***** Data for analysis
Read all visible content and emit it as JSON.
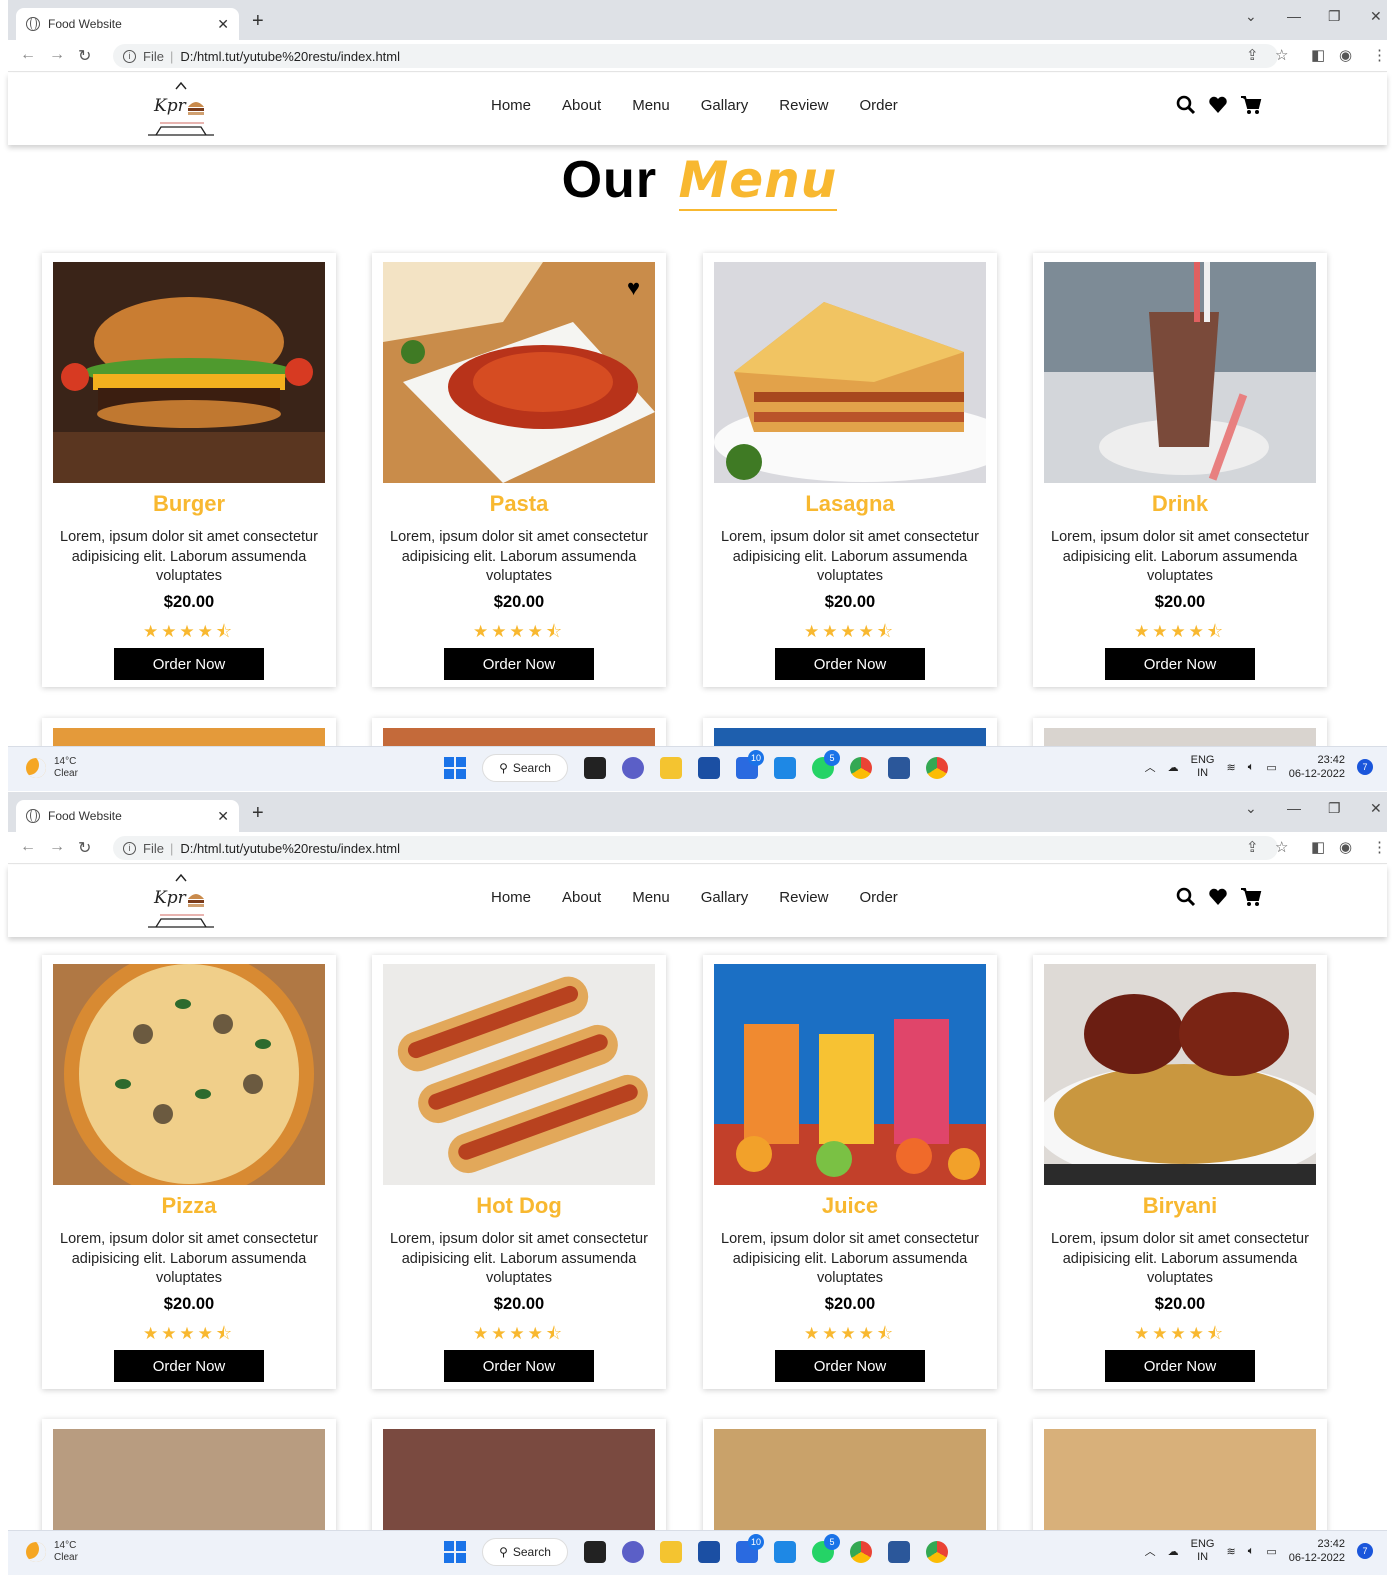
{
  "browser": {
    "tab_title": "Food Website",
    "url_prefix": "File",
    "url": "D:/html.tut/yutube%20restu/index.html"
  },
  "site": {
    "nav": [
      "Home",
      "About",
      "Menu",
      "Gallary",
      "Review",
      "Order"
    ],
    "heading_main": "Our",
    "heading_highlight": "Menu",
    "icons": [
      "search-icon",
      "heart-icon",
      "cart-icon"
    ]
  },
  "colors": {
    "accent": "#f8b830",
    "button": "#000000"
  },
  "menu_top": [
    {
      "name": "Burger",
      "desc": "Lorem, ipsum dolor sit amet consectetur adipisicing elit. Laborum assumenda voluptates",
      "price": "$20.00",
      "button": "Order Now",
      "rating": 4.5
    },
    {
      "name": "Pasta",
      "desc": "Lorem, ipsum dolor sit amet consectetur adipisicing elit. Laborum assumenda voluptates",
      "price": "$20.00",
      "button": "Order Now",
      "rating": 4.5
    },
    {
      "name": "Lasagna",
      "desc": "Lorem, ipsum dolor sit amet consectetur adipisicing elit. Laborum assumenda voluptates",
      "price": "$20.00",
      "button": "Order Now",
      "rating": 4.5
    },
    {
      "name": "Drink",
      "desc": "Lorem, ipsum dolor sit amet consectetur adipisicing elit. Laborum assumenda voluptates",
      "price": "$20.00",
      "button": "Order Now",
      "rating": 4.5
    }
  ],
  "menu_bottom": [
    {
      "name": "Pizza",
      "desc": "Lorem, ipsum dolor sit amet consectetur adipisicing elit. Laborum assumenda voluptates",
      "price": "$20.00",
      "button": "Order Now",
      "rating": 4.5
    },
    {
      "name": "Hot Dog",
      "desc": "Lorem, ipsum dolor sit amet consectetur adipisicing elit. Laborum assumenda voluptates",
      "price": "$20.00",
      "button": "Order Now",
      "rating": 4.5
    },
    {
      "name": "Juice",
      "desc": "Lorem, ipsum dolor sit amet consectetur adipisicing elit. Laborum assumenda voluptates",
      "price": "$20.00",
      "button": "Order Now",
      "rating": 4.5
    },
    {
      "name": "Biryani",
      "desc": "Lorem, ipsum dolor sit amet consectetur adipisicing elit. Laborum assumenda voluptates",
      "price": "$20.00",
      "button": "Order Now",
      "rating": 4.5
    }
  ],
  "taskbar": {
    "temperature": "14°C",
    "weather": "Clear",
    "search_label": "Search",
    "lang": "ENG",
    "region": "IN",
    "time": "23:42",
    "date": "06-12-2022",
    "notifications": "7",
    "badge_teams": "10",
    "badge_whatsapp": "5"
  }
}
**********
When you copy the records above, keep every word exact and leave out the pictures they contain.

• Response
Read all visible content and emit it as JSON.
{
  "browser": {
    "tab_title": "Food Website",
    "url_prefix": "File",
    "url": "D:/html.tut/yutube%20restu/index.html"
  },
  "site": {
    "nav": [
      "Home",
      "About",
      "Menu",
      "Gallary",
      "Review",
      "Order"
    ],
    "heading_main": "Our",
    "heading_highlight": "Menu",
    "icons": [
      "search-icon",
      "heart-icon",
      "cart-icon"
    ]
  },
  "colors": {
    "accent": "#f8b830",
    "button": "#000000"
  },
  "menu_top": [
    {
      "name": "Burger",
      "desc": "Lorem, ipsum dolor sit amet consectetur adipisicing elit. Laborum assumenda voluptates",
      "price": "$20.00",
      "button": "Order Now",
      "rating": 4.5
    },
    {
      "name": "Pasta",
      "desc": "Lorem, ipsum dolor sit amet consectetur adipisicing elit. Laborum assumenda voluptates",
      "price": "$20.00",
      "button": "Order Now",
      "rating": 4.5
    },
    {
      "name": "Lasagna",
      "desc": "Lorem, ipsum dolor sit amet consectetur adipisicing elit. Laborum assumenda voluptates",
      "price": "$20.00",
      "button": "Order Now",
      "rating": 4.5
    },
    {
      "name": "Drink",
      "desc": "Lorem, ipsum dolor sit amet consectetur adipisicing elit. Laborum assumenda voluptates",
      "price": "$20.00",
      "button": "Order Now",
      "rating": 4.5
    }
  ],
  "menu_bottom": [
    {
      "name": "Pizza",
      "desc": "Lorem, ipsum dolor sit amet consectetur adipisicing elit. Laborum assumenda voluptates",
      "price": "$20.00",
      "button": "Order Now",
      "rating": 4.5
    },
    {
      "name": "Hot Dog",
      "desc": "Lorem, ipsum dolor sit amet consectetur adipisicing elit. Laborum assumenda voluptates",
      "price": "$20.00",
      "button": "Order Now",
      "rating": 4.5
    },
    {
      "name": "Juice",
      "desc": "Lorem, ipsum dolor sit amet consectetur adipisicing elit. Laborum assumenda voluptates",
      "price": "$20.00",
      "button": "Order Now",
      "rating": 4.5
    },
    {
      "name": "Biryani",
      "desc": "Lorem, ipsum dolor sit amet consectetur adipisicing elit. Laborum assumenda voluptates",
      "price": "$20.00",
      "button": "Order Now",
      "rating": 4.5
    }
  ],
  "taskbar": {
    "temperature": "14°C",
    "weather": "Clear",
    "search_label": "Search",
    "lang": "ENG",
    "region": "IN",
    "time": "23:42",
    "date": "06-12-2022",
    "notifications": "7",
    "badge_teams": "10",
    "badge_whatsapp": "5"
  }
}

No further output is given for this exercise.